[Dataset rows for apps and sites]

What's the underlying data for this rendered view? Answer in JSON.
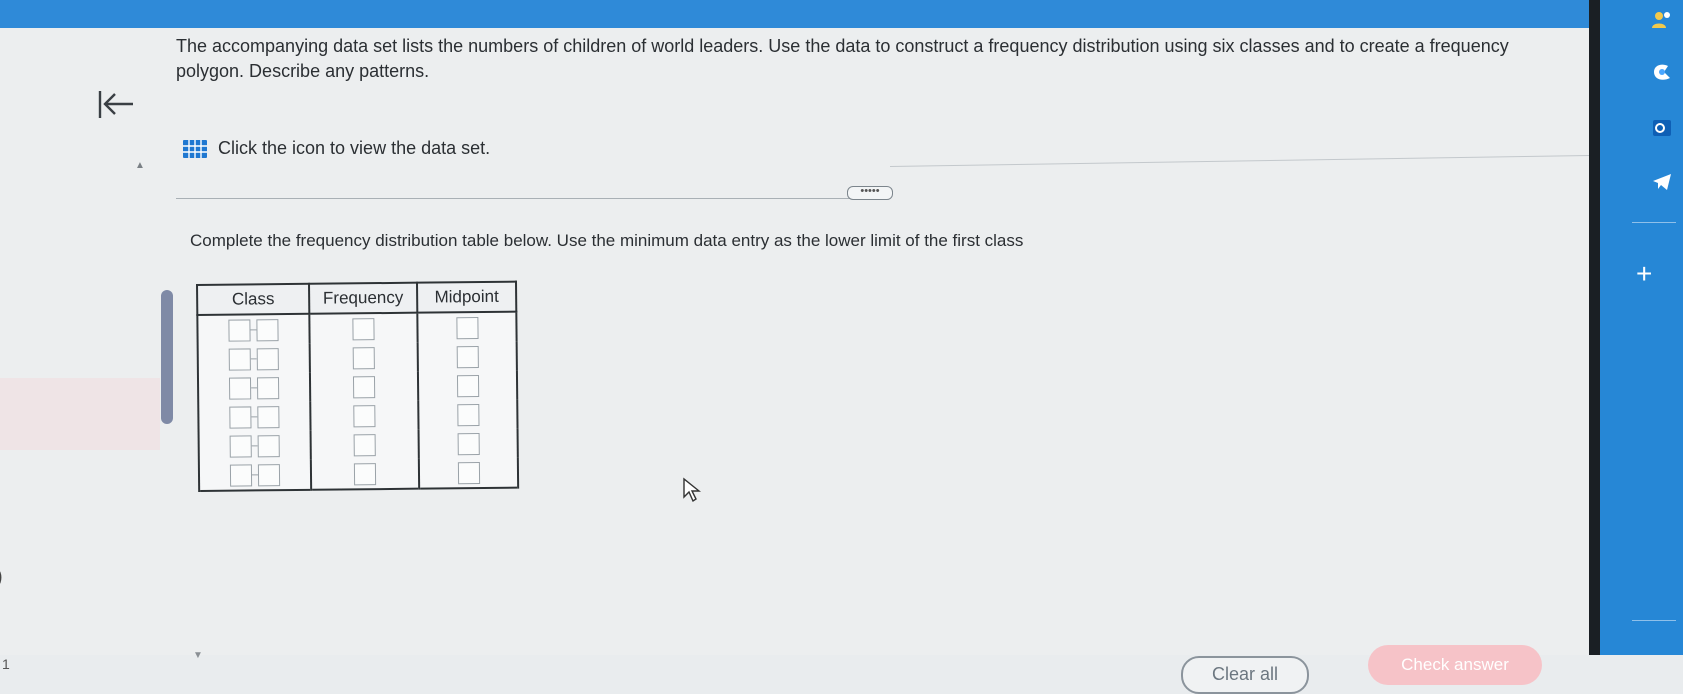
{
  "question": {
    "line1": "The accompanying data set lists the numbers of children of world leaders. Use the data to construct a frequency distribution using six classes and to create a frequency",
    "line2": "polygon. Describe any patterns."
  },
  "dataset_link": {
    "label": "Click the icon to view the data set."
  },
  "expand_label": "•••••",
  "instruction": "Complete the frequency distribution table below. Use the minimum data entry as the lower limit of the first class",
  "table": {
    "headers": {
      "class": "Class",
      "frequency": "Frequency",
      "midpoint": "Midpoint"
    },
    "rows": [
      {
        "class_lower": "",
        "class_upper": "",
        "frequency": "",
        "midpoint": ""
      },
      {
        "class_lower": "",
        "class_upper": "",
        "frequency": "",
        "midpoint": ""
      },
      {
        "class_lower": "",
        "class_upper": "",
        "frequency": "",
        "midpoint": ""
      },
      {
        "class_lower": "",
        "class_upper": "",
        "frequency": "",
        "midpoint": ""
      },
      {
        "class_lower": "",
        "class_upper": "",
        "frequency": "",
        "midpoint": ""
      },
      {
        "class_lower": "",
        "class_upper": "",
        "frequency": "",
        "midpoint": ""
      }
    ]
  },
  "buttons": {
    "clear_all": "Clear all",
    "check_answer": "Check answer"
  },
  "margin_label": "1",
  "sidebar": {
    "icons": [
      "people-icon",
      "copilot-icon",
      "outlook-icon",
      "telegram-icon"
    ],
    "plus": "+"
  },
  "colors": {
    "accent": "#2f8ad8",
    "check_answer_bg": "#f6c3c8",
    "scrollbar": "#7f8aa6",
    "sidebar": "#2687d6"
  }
}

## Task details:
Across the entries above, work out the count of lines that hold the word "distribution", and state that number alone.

## Answer space:
2